COLUMN-China's shale round focuses on cash not expertise: Kemp

Mon Mar 18, 2013 12:12pm EDT

By John Kemp

LONDON, March 18 (Reuters) - China's Huadian Corporation, one of the country's top power producers, which won four licences in the second shale gas licensing round last year, will tender for engineering and drilling services to meet its commitment to prospect for gas in blocks across Hubei, Hunan and Guizhou provinces.

"We will be looking for professional services from seismic survey to drilling via a tender towards late this year," a company official told an industry seminar on Monday .

The second licensing round, which closed in October 2012, has met with much scepticism from outside observers because few of the winners had any experience with drilling for oil and gas. Licence holders will all need to contract with service companies like Halliburton, Schlumberger and local equivalents like Anton Oilfield Service Group .

But the critics have missed the point. The purpose of the second licensing round was not to identify companies with existing expertise.

Big established players like China National Petroleum Corporation (CNPC) and Sinopec are already prospecting in Sichuan following an earlier licensing round, in partnership with international majors like Shell.

In addition, Chevron is prospecting in southwestern Guizhou. And ENI has recently signed a joint study agreement with CNPC to develop Sichuan's Rongchang shale gas block.

However, existing license holders have been criticised for making slow progress and not spending enough drilling exploration and appraisal wells. Only a couple of dozen pilot and exploratory wells have been drilled in total over the last three years.

"Since most licences for gas exploration have been allocated to the three domestic companies CNPC, CNOOC and Sinopec, these three companies form an oligopoly in the upstream sector in terms of licences and the bulk of domestic production," according to the authors of a recent study on "Gas Pricing and Regulation" prepared by the International Energy Agency (IEA) with input from China's regulators.

"There is little room for small and medium-sized companies as they own few licences, often with less competitive economics. As the threshold for exploration to be performed in order to keep the licence low, these companies usually keep the licences preventing new entry, and other companies have few chances to get these licences through relinquishment," the IEA explained.

The agency contrasted the situation with the UK North Sea, where bidders are required to submit detailed field development programme, and must adhere to them or have their exploration rights taken away and given to another company.

"Drill or drop clauses may apply in the licence, stimulating the licensed party to keep up with the agreed upon work programme," according to the IEA.

WALLETS, NOT DRILLS

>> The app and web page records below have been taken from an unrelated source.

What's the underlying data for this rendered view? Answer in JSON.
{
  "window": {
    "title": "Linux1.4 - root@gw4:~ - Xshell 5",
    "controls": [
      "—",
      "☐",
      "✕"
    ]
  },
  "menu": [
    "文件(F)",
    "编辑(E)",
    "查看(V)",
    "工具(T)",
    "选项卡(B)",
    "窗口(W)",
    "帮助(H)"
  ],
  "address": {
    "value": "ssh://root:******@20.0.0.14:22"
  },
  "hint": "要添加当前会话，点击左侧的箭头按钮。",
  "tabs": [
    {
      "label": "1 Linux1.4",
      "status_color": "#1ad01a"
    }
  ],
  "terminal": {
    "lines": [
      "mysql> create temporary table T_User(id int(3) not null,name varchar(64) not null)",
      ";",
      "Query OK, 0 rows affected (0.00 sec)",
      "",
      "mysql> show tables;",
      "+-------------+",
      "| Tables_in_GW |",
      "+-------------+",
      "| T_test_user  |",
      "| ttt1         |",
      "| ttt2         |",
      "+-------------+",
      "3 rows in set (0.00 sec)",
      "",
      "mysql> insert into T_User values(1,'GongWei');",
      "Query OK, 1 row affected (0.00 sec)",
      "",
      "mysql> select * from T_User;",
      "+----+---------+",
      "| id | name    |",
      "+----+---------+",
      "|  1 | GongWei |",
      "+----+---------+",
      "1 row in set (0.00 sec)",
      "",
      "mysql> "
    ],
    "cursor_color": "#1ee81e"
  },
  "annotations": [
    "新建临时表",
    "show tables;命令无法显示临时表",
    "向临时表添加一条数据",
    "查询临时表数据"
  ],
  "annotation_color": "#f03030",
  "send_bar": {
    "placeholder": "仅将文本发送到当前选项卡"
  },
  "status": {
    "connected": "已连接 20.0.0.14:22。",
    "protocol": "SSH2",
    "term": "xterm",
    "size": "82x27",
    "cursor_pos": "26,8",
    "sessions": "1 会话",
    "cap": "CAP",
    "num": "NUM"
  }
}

The central objective of the second licensing round was to award licences to a broader range of companies and, crucially, to extract enforceable promises from them to invest heavily in drilling wells.

It doesn't matter that these companies have little or no experience with oil and gas exploration. It has always been assumed they would contract the work to domestic and international companies with the relevant expertise. The key point is that all the second round licence winners are cash rich and can afford to invest heavily in drilling.

Huadian is a case in point. The second round winners are often portrayed as small and inexperienced. But Huadian is one of the country's largest power producers, with more than 100 Gigawatts of installed generating capacity, which means it has far more potential output than the United Kingdom or the state of California.

Huadian has been able to commit to spending 2.7 billion yuan ($434 million) drilling 24 exploration and appraisal wells over the next three years, mostly cheaper horizontal boreholes, with an additional 20 to be drilled if commercial volumes of gas are found.

As a major power producer, Huadian has a strong interest in finding and developing its own sources of natural gas to reduce its reliance on gas purchased from others, or coal.

Coal producer Shenhua Corporation was another second round winner. Other licences have been awarded to companies with strong backing from provincial governments in areas thought to contain shale gas deposits, which therefore have a strong financial interest in developing them as quickly as possible.

It is far from clear that awarding exploration licences to inexperienced investors and then expecting them to contract with service companies to do the actual drilling is the most efficient way to run the domestic shale gas programme.

But existing gas producers have fallen far behind schedule with their own work. The government probably sees a different approach as the best way to reinvigorate the country's domestic shale programme.

The new system is almost guaranteed to be highly inefficient. But it could start to open up China's domestic shale gas sector to a much wider range of companies and start building the critical infrastructure of drilling, fracking and other services firms that have been critical to the success of the shale revolution in North America.

Schlumberger Chief Executive Paal Kibsgaard told investors at a conference on Monday that "the customer base in China is  expanding quickly after shale activity opened up to a wide range of companies outside the traditional exploration and production industry."

"While we see solid activity growth in the shale basins in the medium term, we still expect the strongest activity growth in 2013 to come from onshore areas and complex conventional land developments," Kibsgaard noted.

China's shale sector faces a long development timeline. But involvement of major engineering companies like Huadian suggests the sector is poised for substantial expansion by the end of the decade, in line with Schlumberger's estimates for the take off of unconventional gas elsewhere.